Your answer is every line of the material below in which the string "Address" occurs.

☆ ☆ ☆ ☆ ☆ ☆ ☆

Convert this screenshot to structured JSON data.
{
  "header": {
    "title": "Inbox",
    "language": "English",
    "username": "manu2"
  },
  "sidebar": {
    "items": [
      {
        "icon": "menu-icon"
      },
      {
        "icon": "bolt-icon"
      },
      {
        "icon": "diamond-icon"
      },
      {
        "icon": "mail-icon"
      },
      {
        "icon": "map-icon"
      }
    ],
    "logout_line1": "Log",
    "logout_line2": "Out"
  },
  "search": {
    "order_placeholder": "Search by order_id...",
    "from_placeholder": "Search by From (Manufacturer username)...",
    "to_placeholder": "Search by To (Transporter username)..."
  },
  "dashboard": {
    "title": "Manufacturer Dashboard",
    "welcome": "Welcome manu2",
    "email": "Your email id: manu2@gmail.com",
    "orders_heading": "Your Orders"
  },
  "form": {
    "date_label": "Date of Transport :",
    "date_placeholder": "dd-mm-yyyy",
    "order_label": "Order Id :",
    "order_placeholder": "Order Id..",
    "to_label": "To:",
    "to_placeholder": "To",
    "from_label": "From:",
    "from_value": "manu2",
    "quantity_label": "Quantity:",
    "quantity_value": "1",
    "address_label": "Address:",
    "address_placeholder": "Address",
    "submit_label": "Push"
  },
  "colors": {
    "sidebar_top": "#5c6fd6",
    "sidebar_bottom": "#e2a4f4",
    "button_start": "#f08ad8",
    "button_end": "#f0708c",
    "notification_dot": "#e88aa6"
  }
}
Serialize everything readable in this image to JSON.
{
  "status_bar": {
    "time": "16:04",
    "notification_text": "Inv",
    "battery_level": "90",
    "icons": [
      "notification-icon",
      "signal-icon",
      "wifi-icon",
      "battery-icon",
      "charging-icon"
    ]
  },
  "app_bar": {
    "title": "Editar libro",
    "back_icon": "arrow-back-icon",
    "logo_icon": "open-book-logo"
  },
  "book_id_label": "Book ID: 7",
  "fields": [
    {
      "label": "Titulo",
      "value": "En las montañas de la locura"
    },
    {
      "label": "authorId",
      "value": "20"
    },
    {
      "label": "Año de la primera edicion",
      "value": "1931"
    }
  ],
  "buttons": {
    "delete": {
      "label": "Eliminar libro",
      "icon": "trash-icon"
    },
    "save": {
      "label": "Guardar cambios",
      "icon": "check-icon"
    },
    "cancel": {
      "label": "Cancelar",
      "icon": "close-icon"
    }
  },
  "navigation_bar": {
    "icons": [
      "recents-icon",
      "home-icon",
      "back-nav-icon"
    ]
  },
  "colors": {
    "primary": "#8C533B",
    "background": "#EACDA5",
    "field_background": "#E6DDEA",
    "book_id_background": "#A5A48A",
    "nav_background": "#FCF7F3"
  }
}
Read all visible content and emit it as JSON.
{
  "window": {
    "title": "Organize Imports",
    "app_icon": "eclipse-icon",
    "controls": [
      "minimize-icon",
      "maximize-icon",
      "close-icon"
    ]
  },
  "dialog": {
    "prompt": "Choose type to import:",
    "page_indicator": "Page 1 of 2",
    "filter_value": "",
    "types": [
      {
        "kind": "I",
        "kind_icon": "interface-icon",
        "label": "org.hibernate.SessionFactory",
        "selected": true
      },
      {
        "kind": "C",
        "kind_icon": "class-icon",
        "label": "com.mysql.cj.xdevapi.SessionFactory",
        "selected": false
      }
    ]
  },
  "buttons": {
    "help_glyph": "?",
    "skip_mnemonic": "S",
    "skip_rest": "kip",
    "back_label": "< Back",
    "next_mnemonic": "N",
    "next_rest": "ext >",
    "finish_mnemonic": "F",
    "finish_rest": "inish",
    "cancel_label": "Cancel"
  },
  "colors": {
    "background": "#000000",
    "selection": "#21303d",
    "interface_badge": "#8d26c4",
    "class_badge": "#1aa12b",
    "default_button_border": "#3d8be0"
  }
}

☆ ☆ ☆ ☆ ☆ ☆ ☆

■ Response area ■
    "address_label": "Address:",
    "address_placeholder": "Address",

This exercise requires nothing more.